- Action item:
Extract every record, keeping each one exactly as it is.
===== Data section
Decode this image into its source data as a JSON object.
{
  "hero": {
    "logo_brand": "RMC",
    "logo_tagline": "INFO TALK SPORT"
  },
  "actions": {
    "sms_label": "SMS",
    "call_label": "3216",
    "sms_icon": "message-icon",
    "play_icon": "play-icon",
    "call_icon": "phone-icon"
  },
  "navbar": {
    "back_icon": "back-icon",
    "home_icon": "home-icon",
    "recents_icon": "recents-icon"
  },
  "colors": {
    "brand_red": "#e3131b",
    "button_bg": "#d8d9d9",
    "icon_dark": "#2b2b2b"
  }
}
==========
- Answer space:
Decode this image into its source data as a JSON object.
{
  "hero": {
    "logo_brand": "RMC",
    "logo_tagline": "INFO TALK SPORT"
  },
  "actions": {
    "sms_label": "SMS",
    "call_label": "3216",
    "sms_icon": "message-icon",
    "play_icon": "play-icon",
    "call_icon": "phone-icon"
  },
  "navbar": {
    "back_icon": "back-icon",
    "home_icon": "home-icon",
    "recents_icon": "recents-icon"
  },
  "colors": {
    "brand_red": "#e3131b",
    "button_bg": "#d8d9d9",
    "icon_dark": "#2b2b2b"
  }
}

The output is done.